(Task prompt):
Look over the lines below. Report each one that includes the string "Scene".

### Records for the task

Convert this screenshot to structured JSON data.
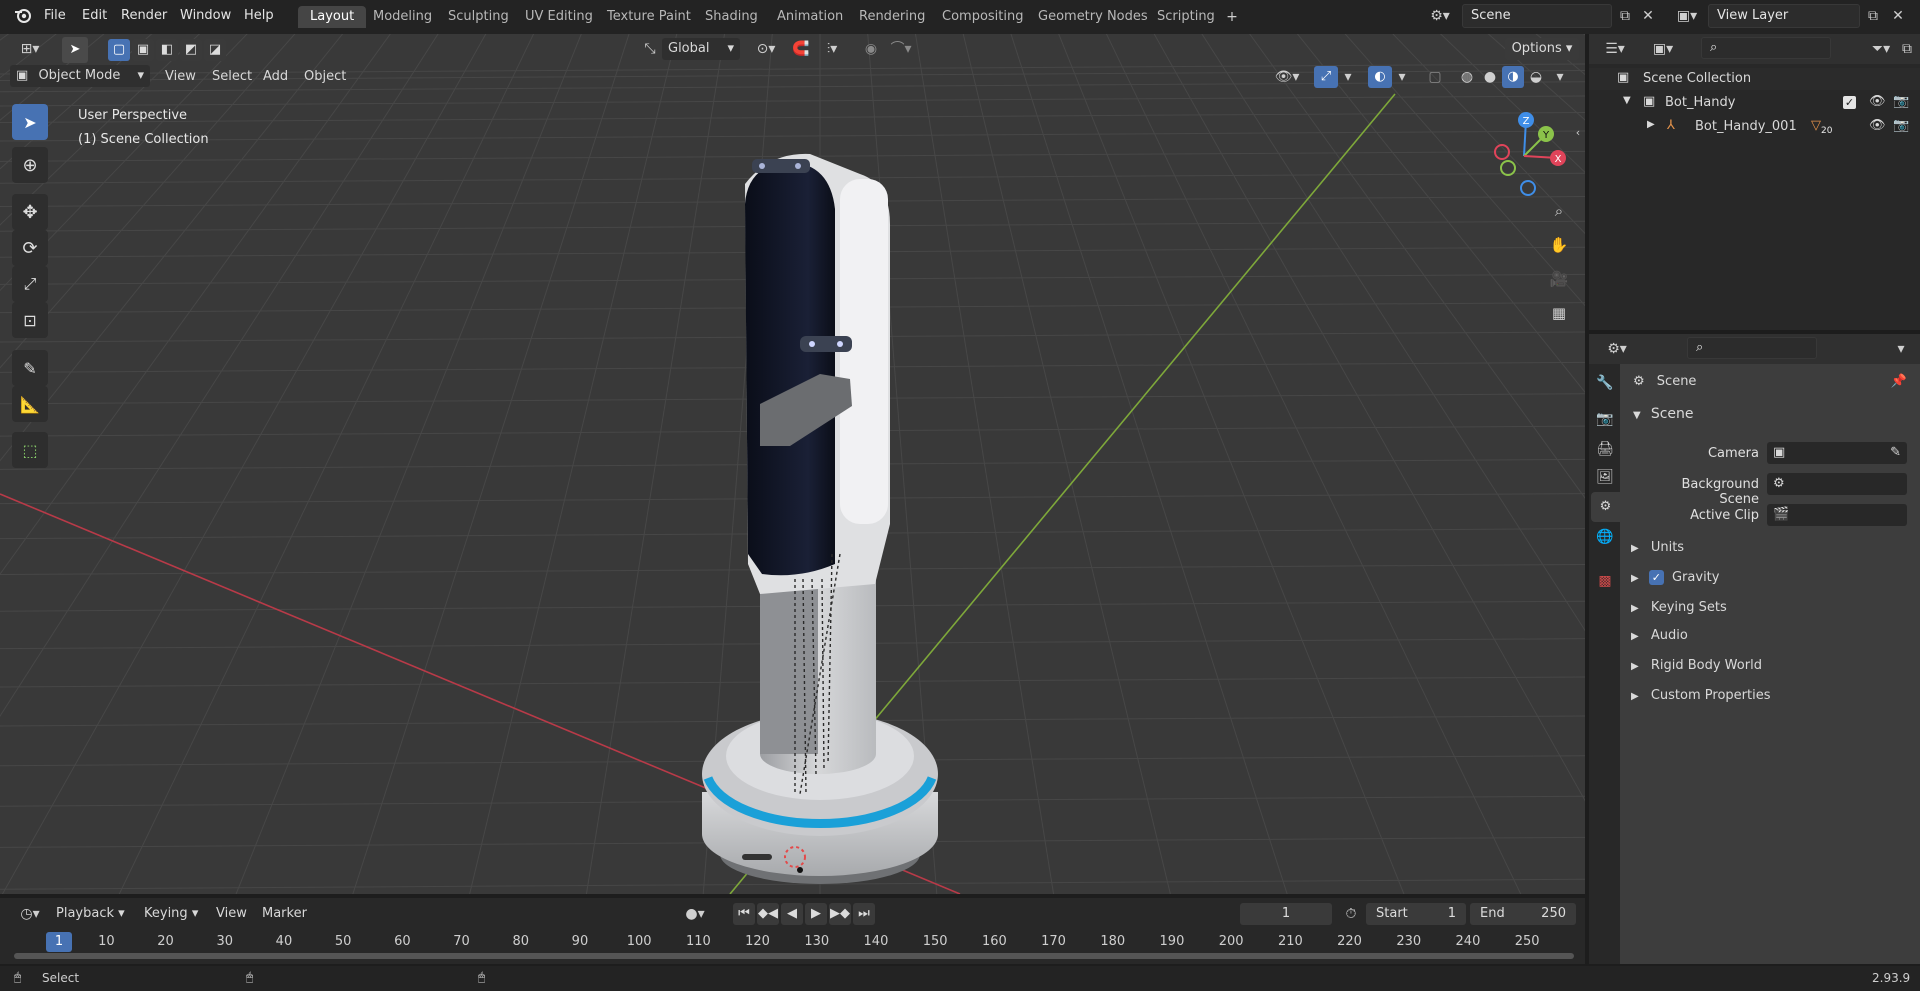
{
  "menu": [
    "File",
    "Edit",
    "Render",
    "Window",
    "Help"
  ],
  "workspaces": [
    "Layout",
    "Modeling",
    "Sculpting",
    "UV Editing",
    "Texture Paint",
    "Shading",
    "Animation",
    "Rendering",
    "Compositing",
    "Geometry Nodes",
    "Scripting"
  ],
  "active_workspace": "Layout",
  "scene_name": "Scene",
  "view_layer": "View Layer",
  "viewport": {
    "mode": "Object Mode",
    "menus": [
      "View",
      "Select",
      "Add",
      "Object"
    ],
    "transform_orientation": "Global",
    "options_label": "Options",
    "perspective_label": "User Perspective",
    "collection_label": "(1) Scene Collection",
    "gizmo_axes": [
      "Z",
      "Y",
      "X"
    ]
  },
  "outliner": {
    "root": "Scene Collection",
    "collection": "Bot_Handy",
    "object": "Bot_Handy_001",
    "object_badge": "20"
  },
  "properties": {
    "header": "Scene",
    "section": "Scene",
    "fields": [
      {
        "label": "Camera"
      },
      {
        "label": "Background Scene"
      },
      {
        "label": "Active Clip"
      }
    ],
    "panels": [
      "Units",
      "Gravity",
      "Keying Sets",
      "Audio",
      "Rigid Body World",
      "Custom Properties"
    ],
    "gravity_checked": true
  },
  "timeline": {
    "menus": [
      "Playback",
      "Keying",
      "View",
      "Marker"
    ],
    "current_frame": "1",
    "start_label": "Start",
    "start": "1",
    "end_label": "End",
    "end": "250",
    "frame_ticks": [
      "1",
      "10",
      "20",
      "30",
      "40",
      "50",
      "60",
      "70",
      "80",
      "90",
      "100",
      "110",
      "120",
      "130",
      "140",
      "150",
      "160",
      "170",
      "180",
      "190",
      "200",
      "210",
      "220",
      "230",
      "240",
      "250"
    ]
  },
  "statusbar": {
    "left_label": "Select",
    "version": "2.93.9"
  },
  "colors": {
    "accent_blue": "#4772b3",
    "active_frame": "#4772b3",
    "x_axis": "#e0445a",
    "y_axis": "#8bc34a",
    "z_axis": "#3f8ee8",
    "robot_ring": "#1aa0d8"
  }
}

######
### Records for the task

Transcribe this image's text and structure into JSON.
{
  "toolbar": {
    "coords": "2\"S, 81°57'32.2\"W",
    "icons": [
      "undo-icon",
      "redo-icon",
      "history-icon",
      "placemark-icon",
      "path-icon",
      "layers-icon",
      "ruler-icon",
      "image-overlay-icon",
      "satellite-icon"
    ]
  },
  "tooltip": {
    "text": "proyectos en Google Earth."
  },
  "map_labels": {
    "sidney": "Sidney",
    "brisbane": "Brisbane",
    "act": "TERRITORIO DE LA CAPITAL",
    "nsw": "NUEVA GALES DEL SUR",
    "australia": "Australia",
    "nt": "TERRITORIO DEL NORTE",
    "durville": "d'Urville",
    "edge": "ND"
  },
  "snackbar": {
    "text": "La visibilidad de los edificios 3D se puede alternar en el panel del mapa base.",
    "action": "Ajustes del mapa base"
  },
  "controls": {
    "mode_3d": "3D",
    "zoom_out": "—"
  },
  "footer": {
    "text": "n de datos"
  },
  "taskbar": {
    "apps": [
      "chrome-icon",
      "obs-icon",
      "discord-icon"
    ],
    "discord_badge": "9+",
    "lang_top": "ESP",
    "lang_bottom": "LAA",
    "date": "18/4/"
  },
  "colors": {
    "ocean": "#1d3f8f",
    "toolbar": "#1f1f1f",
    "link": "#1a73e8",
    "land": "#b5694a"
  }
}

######
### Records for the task

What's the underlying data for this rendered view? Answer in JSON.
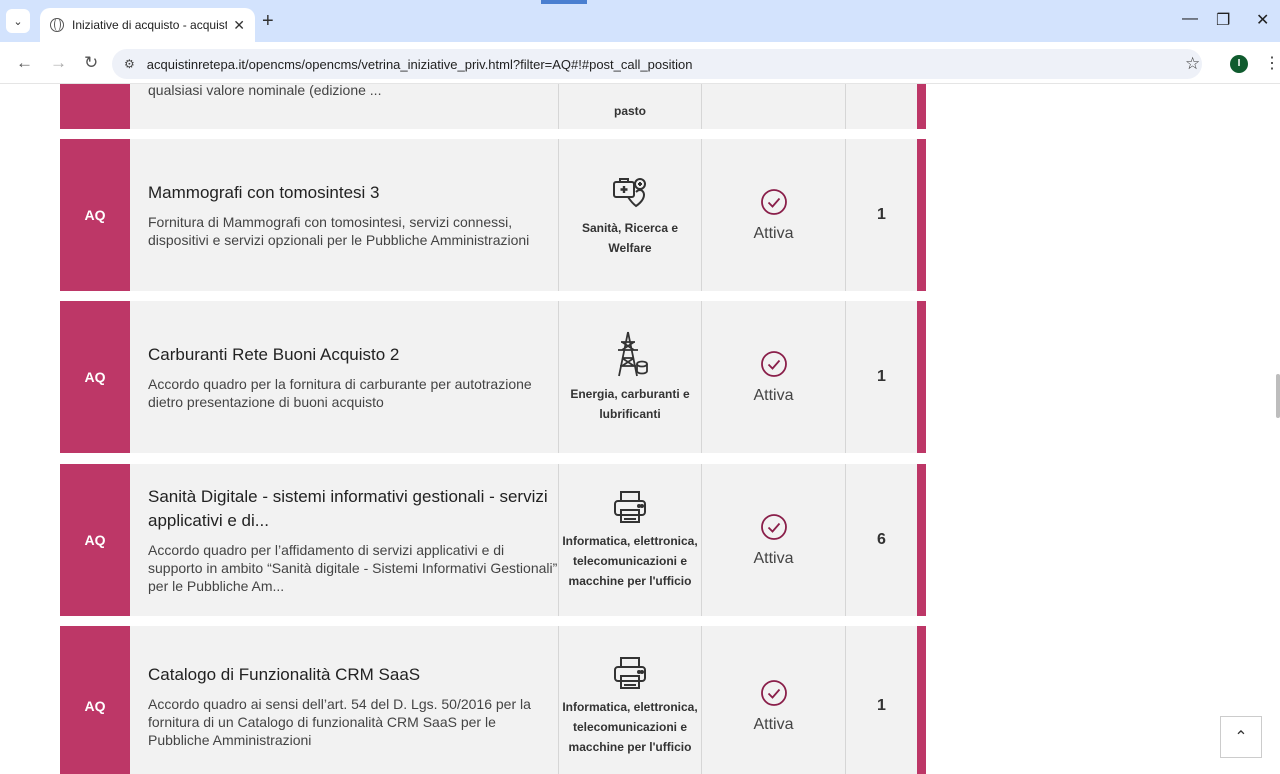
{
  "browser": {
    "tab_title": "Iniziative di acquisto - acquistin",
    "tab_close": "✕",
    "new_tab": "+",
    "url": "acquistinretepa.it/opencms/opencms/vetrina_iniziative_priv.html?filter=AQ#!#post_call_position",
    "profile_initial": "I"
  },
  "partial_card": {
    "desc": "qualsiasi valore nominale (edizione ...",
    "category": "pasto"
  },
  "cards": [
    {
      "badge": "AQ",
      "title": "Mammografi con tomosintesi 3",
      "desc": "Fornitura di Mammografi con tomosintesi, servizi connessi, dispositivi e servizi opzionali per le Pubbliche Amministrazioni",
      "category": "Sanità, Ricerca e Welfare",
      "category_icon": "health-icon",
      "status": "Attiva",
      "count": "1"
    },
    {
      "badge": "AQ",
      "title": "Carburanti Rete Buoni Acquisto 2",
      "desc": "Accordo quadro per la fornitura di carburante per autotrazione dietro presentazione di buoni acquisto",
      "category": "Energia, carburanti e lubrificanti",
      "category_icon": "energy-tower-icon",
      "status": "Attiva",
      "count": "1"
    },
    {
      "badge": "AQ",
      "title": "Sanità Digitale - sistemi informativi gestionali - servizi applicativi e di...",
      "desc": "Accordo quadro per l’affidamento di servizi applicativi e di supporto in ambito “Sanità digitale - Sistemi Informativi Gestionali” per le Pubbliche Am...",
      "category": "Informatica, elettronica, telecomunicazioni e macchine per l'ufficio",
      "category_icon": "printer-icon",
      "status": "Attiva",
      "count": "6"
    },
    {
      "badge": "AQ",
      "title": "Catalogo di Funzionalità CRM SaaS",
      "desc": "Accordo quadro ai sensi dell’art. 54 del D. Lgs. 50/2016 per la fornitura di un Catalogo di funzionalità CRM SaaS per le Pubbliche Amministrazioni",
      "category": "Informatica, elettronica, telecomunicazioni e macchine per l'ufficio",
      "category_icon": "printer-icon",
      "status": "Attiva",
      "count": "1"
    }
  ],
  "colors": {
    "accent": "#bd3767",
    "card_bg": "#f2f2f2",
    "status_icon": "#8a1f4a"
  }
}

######

(Written response):
  "scene_name": "Scene",
    "collection_label": "(1) Scene Collection",
    "root": "Scene Collection",
    "header": "Scene",
    "section": "Scene",
        "label": "Background Scene"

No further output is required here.